■ Problem requirements
Copy each entry below without any change.

━━ Information given ━━

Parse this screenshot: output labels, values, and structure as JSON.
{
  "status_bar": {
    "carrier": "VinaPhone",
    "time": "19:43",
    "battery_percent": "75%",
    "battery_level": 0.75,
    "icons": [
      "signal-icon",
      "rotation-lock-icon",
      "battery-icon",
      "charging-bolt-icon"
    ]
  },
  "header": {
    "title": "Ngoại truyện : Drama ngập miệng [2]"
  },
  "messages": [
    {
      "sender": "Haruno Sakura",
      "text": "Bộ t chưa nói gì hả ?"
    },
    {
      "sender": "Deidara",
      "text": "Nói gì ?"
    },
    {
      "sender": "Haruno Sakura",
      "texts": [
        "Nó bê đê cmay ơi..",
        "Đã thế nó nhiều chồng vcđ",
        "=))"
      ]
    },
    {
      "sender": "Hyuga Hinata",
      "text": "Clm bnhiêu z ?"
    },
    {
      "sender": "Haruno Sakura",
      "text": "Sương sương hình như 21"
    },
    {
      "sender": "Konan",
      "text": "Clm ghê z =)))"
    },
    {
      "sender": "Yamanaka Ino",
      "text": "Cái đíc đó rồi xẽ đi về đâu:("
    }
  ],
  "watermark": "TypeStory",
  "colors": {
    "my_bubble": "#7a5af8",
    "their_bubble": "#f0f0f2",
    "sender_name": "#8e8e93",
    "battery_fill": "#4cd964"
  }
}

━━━

■ Finished exercise
Parse this screenshot: output labels, values, and structure as JSON.
{
  "status_bar": {
    "carrier": "VinaPhone",
    "time": "19:43",
    "battery_percent": "75%",
    "battery_level": 0.75,
    "icons": [
      "signal-icon",
      "rotation-lock-icon",
      "battery-icon",
      "charging-bolt-icon"
    ]
  },
  "header": {
    "title": "Ngoại truyện : Drama ngập miệng [2]"
  },
  "messages": [
    {
      "sender": "Haruno Sakura",
      "text": "Bộ t chưa nói gì hả ?"
    },
    {
      "sender": "Deidara",
      "text": "Nói gì ?"
    },
    {
      "sender": "Haruno Sakura",
      "texts": [
        "Nó bê đê cmay ơi..",
        "Đã thế nó nhiều chồng vcđ",
        "=))"
      ]
    },
    {
      "sender": "Hyuga Hinata",
      "text": "Clm bnhiêu z ?"
    },
    {
      "sender": "Haruno Sakura",
      "text": "Sương sương hình như 21"
    },
    {
      "sender": "Konan",
      "text": "Clm ghê z =)))"
    },
    {
      "sender": "Yamanaka Ino",
      "text": "Cái đíc đó rồi xẽ đi về đâu:("
    }
  ],
  "watermark": "TypeStory",
  "colors": {
    "my_bubble": "#7a5af8",
    "their_bubble": "#f0f0f2",
    "sender_name": "#8e8e93",
    "battery_fill": "#4cd964"
  }
}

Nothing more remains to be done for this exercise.